She rejects the approach of just ignoring the challenges as treif.
“You can’t just say, ‘don’t engage with this, don’t read that,’ particularly if your students are going off to higher education.”
She said the questions don’t have easy answers. Rather, confronting them “is exactly what’s exciting to me about being modern Orthodox. We engage in the complicated process of taking in that which is of value in the modern world, and at the same time remain faithful to the practice of halacha and the teachings of the Jewish tradition. That’s what the game is about — which is not to say that it’s an easy thing to do.”
But it’s important for educators and parents not to shy away from the difficulty.
“At times we are afraid of modeling complexity and murkiness and that it’s okay to be uncomfortable and not tie it up in a bow at the end of a lesson. That complexity is in fact how we live our adult lives in other realms.”
She believes kids can be trusted to handle complexity, and the fact that “the adults in their lives don’t have everything fully wrapped up in a bow. As parents and educators, sometimes we’re afraid that if we don’t have a good answer, we might alienate the kids. I’m saying that it’s okay to say to your kid, ‘That’s something I struggle with. I understand it differently than five years ago.’ Figuring these conflicts out is a process you embark on, not something you finish when you’re 18 or 19 and come back from Israel.
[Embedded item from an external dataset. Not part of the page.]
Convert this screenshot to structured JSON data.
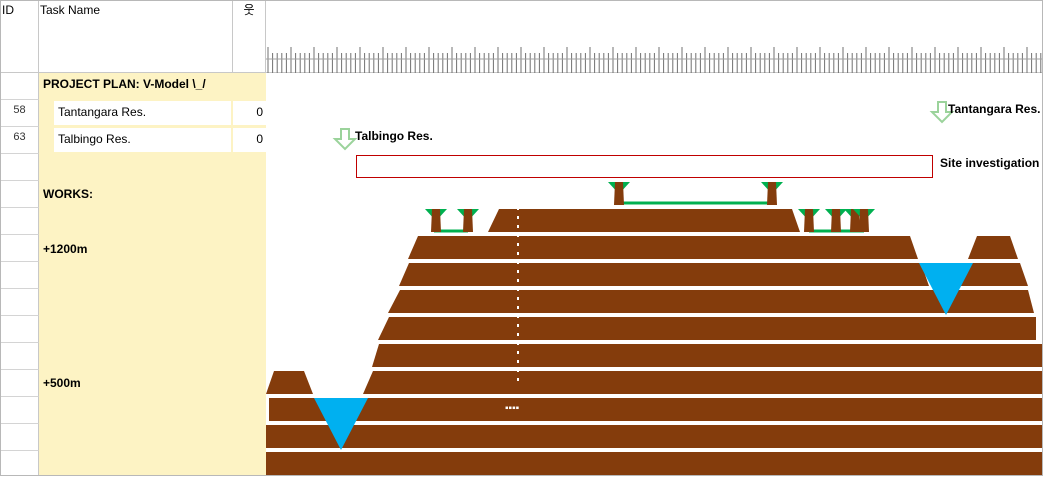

“Serious grown people experience their religious lives not as static but as an ongoing process of learning and growth and struggle. This is the process that we should be modeling for our kids, and not feel that’s a flaw or a failing.
“There is no answer, nobody else, that will make it easy for our kids to wrestle with these questions. It’s not about getting to one place. It’s more about giving our kids permission to talk through their own figuring it out.”
And they shouldn’t expect what they figure out now to be their final answer.
Dr. Schwartz quotes her mother, Zlata Press, the high school principal of Bnos Leah Prospect Park Yeshiva in Brooklyn.
“She always uses the metaphor, ‘You wouldn’t want to come back to your high school after 20 years with your hair looking the same.’ Somehow people think it would be okay if they came back after 20 years with their understanding of Judaism the same. We want everything else to have grown and matured since we were 17. Once we understand that, maybe we can be more comfortable in working things through with our kids.”
Does Dr. Schwartz’s experience talking with high school students about difficult issues make it easier for her as the mother of teenagers? “In one way it helps,” she said. “In another way it doesn’t at all.
“It helps in my willingness to have these conversations and trust their ability. It doesn’t help because the emotional valence is very different when they’re your own kids. As much experience you have with other people’s kids, it’s much more complicated.
“Being a high school educator is much easier than being a high school parent — which I’m sure all my high school parents could have told me. But I had to learn it myself.”
Who: Dr. Rivka Press Schwartz
Where: Lamdeinu, Congregation Beth Aaron, 950 Queen Anne Road, Teaneck
What: “Educating Our Children for a New Reality”
When: 8:15 p.m. on Tuesday, July 18, and 8:15 p.m. on Tuesday, July 25